Scan the entries for lines with "screenshot" and say how many there are, with nothing more.

****************************************

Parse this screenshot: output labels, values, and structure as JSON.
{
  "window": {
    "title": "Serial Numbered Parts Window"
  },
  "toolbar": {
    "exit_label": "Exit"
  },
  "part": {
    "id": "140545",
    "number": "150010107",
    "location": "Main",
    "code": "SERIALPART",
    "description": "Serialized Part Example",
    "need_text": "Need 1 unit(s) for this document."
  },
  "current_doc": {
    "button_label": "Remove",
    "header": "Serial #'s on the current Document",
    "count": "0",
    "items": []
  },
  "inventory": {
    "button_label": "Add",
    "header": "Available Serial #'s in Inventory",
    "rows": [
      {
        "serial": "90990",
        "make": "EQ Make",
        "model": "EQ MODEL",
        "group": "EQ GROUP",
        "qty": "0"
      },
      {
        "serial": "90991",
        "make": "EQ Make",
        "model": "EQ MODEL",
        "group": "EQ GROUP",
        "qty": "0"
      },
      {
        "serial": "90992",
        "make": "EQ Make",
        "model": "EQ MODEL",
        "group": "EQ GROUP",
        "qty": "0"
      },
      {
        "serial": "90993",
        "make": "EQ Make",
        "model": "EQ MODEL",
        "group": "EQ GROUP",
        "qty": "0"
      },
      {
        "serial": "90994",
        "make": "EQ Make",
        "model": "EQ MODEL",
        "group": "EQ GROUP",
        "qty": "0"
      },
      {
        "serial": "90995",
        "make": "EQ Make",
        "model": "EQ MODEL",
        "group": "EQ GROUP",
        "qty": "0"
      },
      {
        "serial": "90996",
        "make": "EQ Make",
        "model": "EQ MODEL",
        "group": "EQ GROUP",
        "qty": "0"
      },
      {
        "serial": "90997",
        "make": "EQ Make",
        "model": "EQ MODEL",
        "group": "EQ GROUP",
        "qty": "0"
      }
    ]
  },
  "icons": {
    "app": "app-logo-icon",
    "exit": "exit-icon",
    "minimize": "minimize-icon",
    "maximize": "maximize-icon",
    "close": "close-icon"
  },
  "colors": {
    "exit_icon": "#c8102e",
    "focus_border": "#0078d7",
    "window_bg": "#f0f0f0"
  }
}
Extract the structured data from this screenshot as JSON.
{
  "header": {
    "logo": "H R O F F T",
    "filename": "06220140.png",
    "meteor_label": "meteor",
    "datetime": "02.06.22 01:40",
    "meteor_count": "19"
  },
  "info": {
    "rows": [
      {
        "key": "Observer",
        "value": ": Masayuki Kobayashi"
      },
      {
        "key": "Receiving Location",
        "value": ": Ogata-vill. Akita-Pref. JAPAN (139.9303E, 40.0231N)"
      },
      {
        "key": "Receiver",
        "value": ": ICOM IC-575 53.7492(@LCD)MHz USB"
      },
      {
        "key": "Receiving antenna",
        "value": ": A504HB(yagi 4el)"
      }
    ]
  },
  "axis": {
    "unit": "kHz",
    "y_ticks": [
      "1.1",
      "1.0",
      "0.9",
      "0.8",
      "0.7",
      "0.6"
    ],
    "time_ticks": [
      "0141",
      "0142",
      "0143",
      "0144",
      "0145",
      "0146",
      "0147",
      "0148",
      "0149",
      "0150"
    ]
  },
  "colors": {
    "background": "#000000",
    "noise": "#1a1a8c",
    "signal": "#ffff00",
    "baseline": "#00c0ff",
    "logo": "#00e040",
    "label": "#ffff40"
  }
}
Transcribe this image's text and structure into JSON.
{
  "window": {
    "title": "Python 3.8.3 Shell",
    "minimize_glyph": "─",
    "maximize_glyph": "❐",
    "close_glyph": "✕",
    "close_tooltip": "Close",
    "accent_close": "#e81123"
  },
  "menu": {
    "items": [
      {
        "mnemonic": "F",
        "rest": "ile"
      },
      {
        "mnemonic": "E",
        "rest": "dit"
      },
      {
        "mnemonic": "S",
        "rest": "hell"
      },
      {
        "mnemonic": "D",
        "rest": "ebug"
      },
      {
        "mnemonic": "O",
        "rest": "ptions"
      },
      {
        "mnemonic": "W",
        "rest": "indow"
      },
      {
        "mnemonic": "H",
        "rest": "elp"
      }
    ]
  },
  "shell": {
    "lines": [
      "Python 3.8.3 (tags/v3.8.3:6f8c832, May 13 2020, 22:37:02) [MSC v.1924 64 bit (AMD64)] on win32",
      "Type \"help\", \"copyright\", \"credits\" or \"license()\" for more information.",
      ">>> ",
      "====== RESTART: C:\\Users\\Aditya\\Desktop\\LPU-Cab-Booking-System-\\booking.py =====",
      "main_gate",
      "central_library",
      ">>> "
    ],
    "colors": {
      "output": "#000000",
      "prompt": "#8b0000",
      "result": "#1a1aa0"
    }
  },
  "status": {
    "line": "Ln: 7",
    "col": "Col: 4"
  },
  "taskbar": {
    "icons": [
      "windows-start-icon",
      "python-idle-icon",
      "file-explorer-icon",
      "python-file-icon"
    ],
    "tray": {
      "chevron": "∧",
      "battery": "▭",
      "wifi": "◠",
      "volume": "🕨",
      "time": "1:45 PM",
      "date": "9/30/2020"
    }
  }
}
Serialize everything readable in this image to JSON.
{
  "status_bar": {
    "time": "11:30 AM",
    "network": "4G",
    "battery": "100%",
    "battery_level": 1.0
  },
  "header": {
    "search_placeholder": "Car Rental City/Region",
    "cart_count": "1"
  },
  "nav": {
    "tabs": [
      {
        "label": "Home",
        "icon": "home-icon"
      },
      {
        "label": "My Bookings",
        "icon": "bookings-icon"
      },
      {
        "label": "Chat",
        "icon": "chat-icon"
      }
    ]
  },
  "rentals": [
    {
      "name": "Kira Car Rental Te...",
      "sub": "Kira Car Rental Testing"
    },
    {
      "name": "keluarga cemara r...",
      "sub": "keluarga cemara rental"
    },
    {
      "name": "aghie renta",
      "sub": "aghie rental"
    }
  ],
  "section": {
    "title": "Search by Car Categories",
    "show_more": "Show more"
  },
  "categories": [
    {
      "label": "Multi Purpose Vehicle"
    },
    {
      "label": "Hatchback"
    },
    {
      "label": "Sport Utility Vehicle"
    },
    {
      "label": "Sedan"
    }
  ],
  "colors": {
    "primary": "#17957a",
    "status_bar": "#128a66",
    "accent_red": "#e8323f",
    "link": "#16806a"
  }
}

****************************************

** TASK SOLUTION **
2